What needs to be done ->
Each entry below is to be reproduced exactly, though any pictures it holds must be omitted.

Supplied data ->
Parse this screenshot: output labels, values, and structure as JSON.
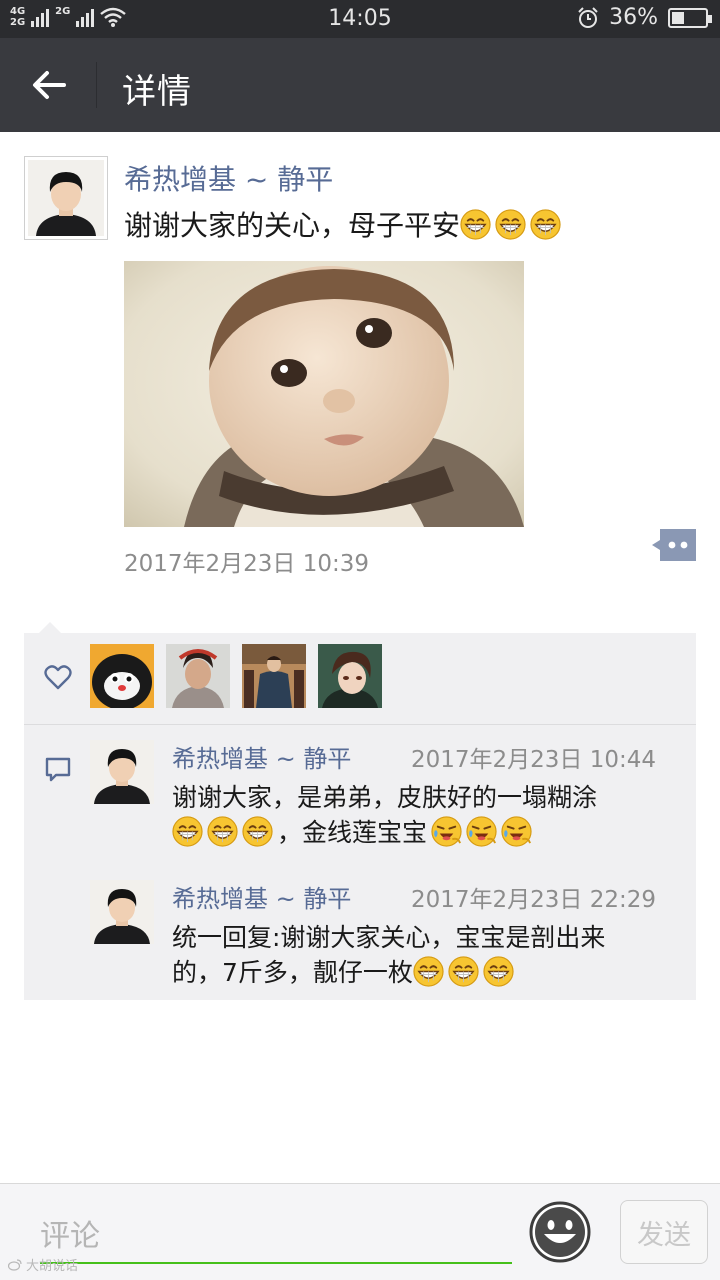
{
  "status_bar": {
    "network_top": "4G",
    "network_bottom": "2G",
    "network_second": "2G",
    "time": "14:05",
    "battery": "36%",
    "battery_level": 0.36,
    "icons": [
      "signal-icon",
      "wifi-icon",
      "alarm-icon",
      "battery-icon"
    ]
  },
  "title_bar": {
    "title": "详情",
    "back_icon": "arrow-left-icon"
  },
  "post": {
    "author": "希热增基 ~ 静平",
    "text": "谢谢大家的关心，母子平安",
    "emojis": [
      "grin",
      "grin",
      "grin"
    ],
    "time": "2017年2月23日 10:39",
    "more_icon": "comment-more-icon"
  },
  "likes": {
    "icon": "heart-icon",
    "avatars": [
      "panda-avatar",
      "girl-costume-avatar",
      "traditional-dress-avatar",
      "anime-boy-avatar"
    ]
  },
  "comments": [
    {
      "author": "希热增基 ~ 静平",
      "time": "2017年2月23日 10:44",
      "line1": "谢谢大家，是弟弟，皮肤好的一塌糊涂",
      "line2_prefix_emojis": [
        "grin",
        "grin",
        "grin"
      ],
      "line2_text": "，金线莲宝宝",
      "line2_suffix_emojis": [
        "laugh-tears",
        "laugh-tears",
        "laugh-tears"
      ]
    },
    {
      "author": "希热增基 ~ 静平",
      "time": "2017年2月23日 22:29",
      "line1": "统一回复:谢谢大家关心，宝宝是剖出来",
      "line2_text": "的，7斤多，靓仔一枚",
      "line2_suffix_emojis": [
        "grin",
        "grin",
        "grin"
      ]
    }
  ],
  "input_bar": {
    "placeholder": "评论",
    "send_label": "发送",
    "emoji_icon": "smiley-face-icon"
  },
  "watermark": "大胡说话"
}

Reply to the task ->
Parse this screenshot: output labels, values, and structure as JSON.
{
  "status_bar": {
    "network_top": "4G",
    "network_bottom": "2G",
    "network_second": "2G",
    "time": "14:05",
    "battery": "36%",
    "battery_level": 0.36,
    "icons": [
      "signal-icon",
      "wifi-icon",
      "alarm-icon",
      "battery-icon"
    ]
  },
  "title_bar": {
    "title": "详情",
    "back_icon": "arrow-left-icon"
  },
  "post": {
    "author": "希热增基 ~ 静平",
    "text": "谢谢大家的关心，母子平安",
    "emojis": [
      "grin",
      "grin",
      "grin"
    ],
    "time": "2017年2月23日 10:39",
    "more_icon": "comment-more-icon"
  },
  "likes": {
    "icon": "heart-icon",
    "avatars": [
      "panda-avatar",
      "girl-costume-avatar",
      "traditional-dress-avatar",
      "anime-boy-avatar"
    ]
  },
  "comments": [
    {
      "author": "希热增基 ~ 静平",
      "time": "2017年2月23日 10:44",
      "line1": "谢谢大家，是弟弟，皮肤好的一塌糊涂",
      "line2_prefix_emojis": [
        "grin",
        "grin",
        "grin"
      ],
      "line2_text": "，金线莲宝宝",
      "line2_suffix_emojis": [
        "laugh-tears",
        "laugh-tears",
        "laugh-tears"
      ]
    },
    {
      "author": "希热增基 ~ 静平",
      "time": "2017年2月23日 22:29",
      "line1": "统一回复:谢谢大家关心，宝宝是剖出来",
      "line2_text": "的，7斤多，靓仔一枚",
      "line2_suffix_emojis": [
        "grin",
        "grin",
        "grin"
      ]
    }
  ],
  "input_bar": {
    "placeholder": "评论",
    "send_label": "发送",
    "emoji_icon": "smiley-face-icon"
  },
  "watermark": "大胡说话"
}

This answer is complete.